For the Fairies
Since it’s the gardening season, I thought I would give you an idea of the best fairy garden plants to use if you want to attract fairies.
First of all, a happy, flourishing garden, created with fairies in mind, can definitely attract fairies to you. Your garden doesn’t have to be huge and labor intensive, it can be as small or as large as you want. For those who aren’t really into gardening, a few potted plants and maybe a little fountain on your patio or apartment balcony would be great. The main point to remember is that you are creating something special for the fairies.
Some Great Fairy Garden Plants
Here is a list of some plants that are known to attract fairies:
Lavender, Honeysuckle, Foxglove, Cowslip, Snapdragon, Jasmine, Rosemary, Lily of the Valley, Roses (especially the Fairy Rose), Coral Bells, Pansies, Primroses, Violets. Bluebells, Ferns, Sweet Pea, Mugwort, Pussy willow, White Sage, Gardenia, Lilies, Moonwort, Mullein, Cattails, Blackberry, Queen Anne’s Lace, and Bachelor’s Buttons. Any plant that you love would also work great.
In addition to the above, consider adding the plants below for the reasons listed:
Elderberry – These berries can be burned in a fire to invite the fae to gather. Fairies love Elderberry wine, and Elderberry will surely draw fairy visitors to you!
Thyme – Wearing Thyme (especially Wild Thyme) will increase one’s ability to see fairies. It can also be sprinkled on window sills and on your doorstep to invite the fae to visit.
Heather – Greatly loved by fairies – they are very passionate about it! It is also used to open a doorway between the two worlds.
Clover -This plant is very sacred to the fae, and any type of clover will attract them.
Some Trees to Consider
For me, trees and the dryads that inhabit them are always an essential ingredient to any magical, fairy environment. In our backyard, we have a powerful grouping of trees that include Oak, Ash, Mulberry, Black Walnut and Maple. Not everyone lives where they can have trees but if you do, see the list below.
Some trees to consider adding to your garden area:

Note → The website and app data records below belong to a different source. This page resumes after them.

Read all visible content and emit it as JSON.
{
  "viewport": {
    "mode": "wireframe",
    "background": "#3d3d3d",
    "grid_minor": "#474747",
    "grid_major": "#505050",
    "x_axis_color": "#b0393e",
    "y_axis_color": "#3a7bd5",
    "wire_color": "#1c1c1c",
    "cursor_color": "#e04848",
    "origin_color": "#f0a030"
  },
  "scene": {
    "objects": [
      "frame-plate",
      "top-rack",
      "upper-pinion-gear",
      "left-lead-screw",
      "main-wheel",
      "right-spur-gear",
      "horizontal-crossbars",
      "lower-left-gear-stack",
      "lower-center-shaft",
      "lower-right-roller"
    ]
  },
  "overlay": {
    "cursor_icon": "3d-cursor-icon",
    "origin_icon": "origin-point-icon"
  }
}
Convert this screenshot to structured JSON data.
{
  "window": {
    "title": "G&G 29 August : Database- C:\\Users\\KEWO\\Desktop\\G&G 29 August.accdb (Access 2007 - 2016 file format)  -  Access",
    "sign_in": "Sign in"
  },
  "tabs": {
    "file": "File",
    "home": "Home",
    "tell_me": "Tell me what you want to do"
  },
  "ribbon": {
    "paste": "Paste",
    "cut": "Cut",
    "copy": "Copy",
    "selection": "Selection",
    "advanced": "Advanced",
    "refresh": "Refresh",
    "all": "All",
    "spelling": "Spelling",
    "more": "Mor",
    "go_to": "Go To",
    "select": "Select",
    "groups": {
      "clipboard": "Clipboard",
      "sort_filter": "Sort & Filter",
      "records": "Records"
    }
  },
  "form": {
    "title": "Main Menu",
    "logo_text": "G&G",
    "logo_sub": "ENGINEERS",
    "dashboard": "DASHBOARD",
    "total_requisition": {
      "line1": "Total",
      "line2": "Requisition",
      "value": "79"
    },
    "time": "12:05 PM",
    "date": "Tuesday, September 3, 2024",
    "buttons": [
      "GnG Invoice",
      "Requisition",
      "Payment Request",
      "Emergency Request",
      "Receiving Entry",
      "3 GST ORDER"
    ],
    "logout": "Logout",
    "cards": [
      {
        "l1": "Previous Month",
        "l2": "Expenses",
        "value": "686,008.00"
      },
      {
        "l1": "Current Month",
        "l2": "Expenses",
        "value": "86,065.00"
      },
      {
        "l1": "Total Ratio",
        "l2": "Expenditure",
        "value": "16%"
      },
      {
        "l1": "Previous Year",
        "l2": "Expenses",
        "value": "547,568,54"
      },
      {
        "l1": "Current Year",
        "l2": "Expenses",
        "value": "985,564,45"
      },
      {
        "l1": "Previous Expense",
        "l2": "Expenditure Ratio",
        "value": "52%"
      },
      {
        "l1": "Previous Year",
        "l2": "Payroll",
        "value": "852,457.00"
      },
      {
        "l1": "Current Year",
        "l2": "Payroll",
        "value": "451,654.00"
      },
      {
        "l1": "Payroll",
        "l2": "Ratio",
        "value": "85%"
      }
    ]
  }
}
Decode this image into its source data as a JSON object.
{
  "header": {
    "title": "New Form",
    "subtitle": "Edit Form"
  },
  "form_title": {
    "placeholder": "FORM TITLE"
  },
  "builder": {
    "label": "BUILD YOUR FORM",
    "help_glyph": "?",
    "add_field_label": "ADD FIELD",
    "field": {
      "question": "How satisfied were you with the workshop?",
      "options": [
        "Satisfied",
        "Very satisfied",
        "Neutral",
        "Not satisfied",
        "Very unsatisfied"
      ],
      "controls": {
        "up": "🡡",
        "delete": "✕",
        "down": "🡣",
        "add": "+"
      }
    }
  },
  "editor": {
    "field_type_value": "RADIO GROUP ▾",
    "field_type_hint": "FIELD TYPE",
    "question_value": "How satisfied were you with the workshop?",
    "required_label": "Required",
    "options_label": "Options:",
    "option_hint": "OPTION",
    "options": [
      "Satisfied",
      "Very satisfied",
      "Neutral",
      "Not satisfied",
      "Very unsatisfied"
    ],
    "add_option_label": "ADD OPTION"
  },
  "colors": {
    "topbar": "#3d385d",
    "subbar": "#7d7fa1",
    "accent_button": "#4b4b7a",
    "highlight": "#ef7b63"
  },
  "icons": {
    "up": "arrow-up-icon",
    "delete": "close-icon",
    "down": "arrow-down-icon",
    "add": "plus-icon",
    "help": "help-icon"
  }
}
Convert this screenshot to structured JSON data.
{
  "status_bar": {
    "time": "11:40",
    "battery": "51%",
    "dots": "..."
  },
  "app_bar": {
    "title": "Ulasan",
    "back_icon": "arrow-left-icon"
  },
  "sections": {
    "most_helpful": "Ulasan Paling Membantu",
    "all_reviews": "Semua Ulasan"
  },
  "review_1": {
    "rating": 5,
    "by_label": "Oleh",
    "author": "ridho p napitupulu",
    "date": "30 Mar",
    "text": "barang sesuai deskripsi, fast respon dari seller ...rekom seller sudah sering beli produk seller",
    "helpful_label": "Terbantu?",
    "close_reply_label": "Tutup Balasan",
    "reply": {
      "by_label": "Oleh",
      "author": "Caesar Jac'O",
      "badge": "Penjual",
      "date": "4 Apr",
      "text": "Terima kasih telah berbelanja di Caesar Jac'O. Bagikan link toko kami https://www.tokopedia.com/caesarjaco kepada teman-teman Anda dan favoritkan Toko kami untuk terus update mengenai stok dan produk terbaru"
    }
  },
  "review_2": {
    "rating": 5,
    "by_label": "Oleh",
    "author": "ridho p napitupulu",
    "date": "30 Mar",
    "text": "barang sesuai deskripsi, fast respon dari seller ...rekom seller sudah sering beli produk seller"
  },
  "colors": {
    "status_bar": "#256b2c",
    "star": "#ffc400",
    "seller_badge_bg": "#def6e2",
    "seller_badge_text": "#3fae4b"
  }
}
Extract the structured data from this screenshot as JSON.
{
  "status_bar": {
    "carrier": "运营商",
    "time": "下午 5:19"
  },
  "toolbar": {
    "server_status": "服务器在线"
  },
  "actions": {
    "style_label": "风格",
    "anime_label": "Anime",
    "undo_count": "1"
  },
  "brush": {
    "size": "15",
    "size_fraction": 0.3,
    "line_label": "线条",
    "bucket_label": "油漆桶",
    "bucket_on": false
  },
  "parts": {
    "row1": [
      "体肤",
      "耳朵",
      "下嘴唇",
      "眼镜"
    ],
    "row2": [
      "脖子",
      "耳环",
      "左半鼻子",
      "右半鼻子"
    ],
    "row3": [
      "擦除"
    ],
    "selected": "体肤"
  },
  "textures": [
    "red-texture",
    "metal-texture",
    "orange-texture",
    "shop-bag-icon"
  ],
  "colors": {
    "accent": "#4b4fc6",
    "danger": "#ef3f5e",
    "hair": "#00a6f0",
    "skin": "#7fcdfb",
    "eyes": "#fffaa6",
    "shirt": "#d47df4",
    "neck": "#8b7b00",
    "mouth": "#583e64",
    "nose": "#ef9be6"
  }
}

Rowan – Known as the Goddess Tree, rowan protects the home or buildings where it grows and also protects against troublesome fairies.
Oak, Ash, & Hawthorn – Legend suggests that “faery folks are in the oaks,” and the fae love to dance around this tree. Also, where there is an oak, ash, and thorn (Hawthorn) together, it creates a sacred space which makes it easier to see the fae.
Mulberry – Connected to the faery Goddess Danu, mulberry is a tree of protection and strength.
Elder – This tree is under the protection of the Elder Mother who protects fairies from dark energies and spirits. Because of this, it is a refuge for fairies and will attract them.
Hazel – This is a very magical tree that has been used to summon fairies.
Lilac – The sweet scent of lilac is said to draw pixies to your garden.
Other Things You Can Do
Consider leaving a small area wild for the fae – they love that.
Again, this is not essential but setting an area aside that can remain wild and undisturbed will attract the fae and earn you some of their respect and appreciation. Anything that lets the fae know you support wildlife and nature is bound to make them take a closer look and show them you understand and value the same things they do.
Other garden attractors:
*A water feature in your garden such as a birdbath, wishing well or pond
*A birdfeeder or any other means of supporting wildlife and nature.
*Glass globes or gazing ball,
*Bells or chimes,
*The Fairy Star on a flag or sign
*Because fairies are connected to “in between” places, consider adding an archway or gateway or a fairy door, etc.
*An outdoor fairy house
*A “Good Faeries Welcome Here” Sign or Banner
*Use plenty of rocks for decoration and borders and add some crystals or other personal treasures.
*Tie some ribbons to some of your bush or tree branches in bright colors – it works wonders!
*Add shiny objects to your garden such as silver to attract the fae
Hopefully, I have given you some ideas without overwhelming you with too many choices. It might work best to start small and choose things that truly resonate with you, growing your garden over time.